Selena began her tenure at Interim House in 2006. Addicted to crack cocaine for thirty years, Selena describes those years as if she was "living as someone else." The turning point in her journey came when she was in prison. There, she began to realize that she wanted more. Interim House's admissions coordinator regularly visited Selena to talk to her about how Interim House could help her get back on the right track. About a year later, Selena arrived at Interim House

"I had big issues when I first came to Interim House. Grief and guilt for the things I did to my family." With the help of her residential therapist, Selena began to address these issues. "What mainly helped was that my therapist asked my sister to come. She came and interacted with me." Using these experiences as building blocks, Selena began to feel grounded at Interim House. "This place is good for me. Keeps me on my toes.
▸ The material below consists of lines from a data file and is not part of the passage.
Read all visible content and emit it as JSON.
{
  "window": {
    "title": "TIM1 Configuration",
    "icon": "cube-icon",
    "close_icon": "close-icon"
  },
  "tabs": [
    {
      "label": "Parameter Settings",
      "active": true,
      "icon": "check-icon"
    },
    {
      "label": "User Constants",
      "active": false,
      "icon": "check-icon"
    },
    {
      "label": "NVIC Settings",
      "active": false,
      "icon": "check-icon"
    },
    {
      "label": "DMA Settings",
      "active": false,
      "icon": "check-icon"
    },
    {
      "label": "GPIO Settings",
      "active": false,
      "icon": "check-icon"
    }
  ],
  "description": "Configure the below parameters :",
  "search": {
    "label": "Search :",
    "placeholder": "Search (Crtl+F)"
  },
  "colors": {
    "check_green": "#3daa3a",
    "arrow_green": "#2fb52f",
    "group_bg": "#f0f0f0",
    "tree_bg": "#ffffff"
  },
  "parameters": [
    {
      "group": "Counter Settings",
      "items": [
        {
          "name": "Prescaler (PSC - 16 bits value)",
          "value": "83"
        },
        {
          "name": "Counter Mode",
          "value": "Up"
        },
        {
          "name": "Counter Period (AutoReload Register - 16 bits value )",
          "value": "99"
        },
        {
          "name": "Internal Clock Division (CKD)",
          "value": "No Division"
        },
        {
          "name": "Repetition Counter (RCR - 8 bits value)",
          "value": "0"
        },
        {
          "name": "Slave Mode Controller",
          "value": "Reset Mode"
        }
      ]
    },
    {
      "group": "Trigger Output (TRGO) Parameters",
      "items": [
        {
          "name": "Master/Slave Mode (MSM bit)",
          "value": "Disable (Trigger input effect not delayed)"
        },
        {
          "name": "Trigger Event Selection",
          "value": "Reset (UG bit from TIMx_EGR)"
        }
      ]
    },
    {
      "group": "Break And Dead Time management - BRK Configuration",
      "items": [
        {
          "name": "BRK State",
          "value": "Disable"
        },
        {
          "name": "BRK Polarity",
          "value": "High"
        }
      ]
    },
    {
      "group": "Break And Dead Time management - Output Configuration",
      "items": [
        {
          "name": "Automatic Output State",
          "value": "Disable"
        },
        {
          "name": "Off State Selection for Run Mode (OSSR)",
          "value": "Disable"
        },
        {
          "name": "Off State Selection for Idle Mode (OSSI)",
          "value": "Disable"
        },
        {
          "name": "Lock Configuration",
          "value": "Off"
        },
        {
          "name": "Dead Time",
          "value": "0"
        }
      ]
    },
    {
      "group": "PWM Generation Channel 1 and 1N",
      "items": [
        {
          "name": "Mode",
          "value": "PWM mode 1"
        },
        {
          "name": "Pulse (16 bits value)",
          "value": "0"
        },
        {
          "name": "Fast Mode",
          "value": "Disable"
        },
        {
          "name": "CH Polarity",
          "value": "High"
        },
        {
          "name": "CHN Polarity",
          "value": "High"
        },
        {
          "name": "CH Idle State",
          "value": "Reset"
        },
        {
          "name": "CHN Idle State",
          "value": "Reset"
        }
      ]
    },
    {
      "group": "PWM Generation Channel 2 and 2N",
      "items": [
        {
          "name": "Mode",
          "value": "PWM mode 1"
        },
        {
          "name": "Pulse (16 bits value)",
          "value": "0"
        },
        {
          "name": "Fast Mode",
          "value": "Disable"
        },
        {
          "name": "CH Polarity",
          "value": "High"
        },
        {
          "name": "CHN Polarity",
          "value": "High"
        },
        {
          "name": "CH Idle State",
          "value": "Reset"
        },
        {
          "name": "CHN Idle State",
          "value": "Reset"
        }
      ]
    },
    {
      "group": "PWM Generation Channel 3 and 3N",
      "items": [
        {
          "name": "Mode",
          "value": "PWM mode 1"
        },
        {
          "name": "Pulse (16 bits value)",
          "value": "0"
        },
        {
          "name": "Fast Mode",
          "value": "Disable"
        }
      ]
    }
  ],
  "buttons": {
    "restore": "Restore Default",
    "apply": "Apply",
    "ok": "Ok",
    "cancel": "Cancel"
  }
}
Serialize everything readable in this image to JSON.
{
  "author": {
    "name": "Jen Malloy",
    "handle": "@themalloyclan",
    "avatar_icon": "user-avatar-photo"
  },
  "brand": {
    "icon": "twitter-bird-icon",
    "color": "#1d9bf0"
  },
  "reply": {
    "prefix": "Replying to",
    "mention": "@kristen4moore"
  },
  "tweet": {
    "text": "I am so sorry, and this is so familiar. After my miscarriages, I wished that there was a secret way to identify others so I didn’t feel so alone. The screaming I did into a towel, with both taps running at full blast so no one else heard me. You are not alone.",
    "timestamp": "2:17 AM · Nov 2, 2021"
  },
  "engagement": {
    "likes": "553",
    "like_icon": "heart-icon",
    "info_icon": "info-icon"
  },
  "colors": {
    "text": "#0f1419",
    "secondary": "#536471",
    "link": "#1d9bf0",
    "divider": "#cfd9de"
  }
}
This is it for me. This place here."

Having made great strides in residential treatment, Selena stepped down to Interim House's Intensive Outpatient Program after six months and has been a stalwart for the Outpatient Program for the past five years. Interim House helped Selena to build her confidence. More important, Interim House inspired Selena to give back to the Recovery community by becoming a Peer Mentor. "Interim House came to me about the PRO-ACT training. They told me that we have a lot to give back." PRO-ACT is a grassroots recovery support initiative in Southeastern Pennsylvania that provides wide-ranging support to the Recovery community. PRO-ACT trains a select number of Interim House participants to prepare to work as Peer Mentors. Being a Peer Mentor provides Selena with the opportunity to give the same kind of support she had received from her peers. "The older peer mentors were role models. Quite a few of them wanted me to do the right thing. Now, I want to give back to the younger people. This is no joke. I want to offer my experience."

It's been a year and a half since Selena graduated from PRO-ACT's Peer Mentor training program. As a seasoned Peer Mentor, Selena is entrusted by Interim House to provide continuous support in other individuals' paths to recovery. Among her responsibilities as a paid Interim House staff member, Selena is a buddy to new residents- helping them feel at ease, she accompanies her peers to appointments and 12-step meetings, helps with treatment plan assignments and, most of all, provides emotional support to her peers. She has also taken a leadership role at Interim House by leading a weekly beginner's group in the Intensive Outpatient Program. To show solidarity with her peers, Selena will sometimes visit other Interim House groups to share her story. The key to being a Peer Mentor is "to be open. To be a friend," says Selena. 

Ultimately, Selena understand that she has a lot to offer Philadelphia's recovery community. "I'm controlling my life today. I want to tell my story. Let the younger people know they could do it. They could control theirs too." While she has much to give back, being a Peer Mentor continues to enrich her own life. "It's rewarding for me. I like meeting people. I like being intertwined with people. Being a Peer Mentor keeps me up to date on what is going on out there. It keeps me sober. It's a great feeling knowing that they are listening to me. I'm proud of the peers here that are stickin' to it."

Visitors to Interim House notice that Selena is one of the program's most active participants, making use of Interim House's resources and giving back. As Selena says, "I'm living large and I'm blessed. I felt the love when I got here."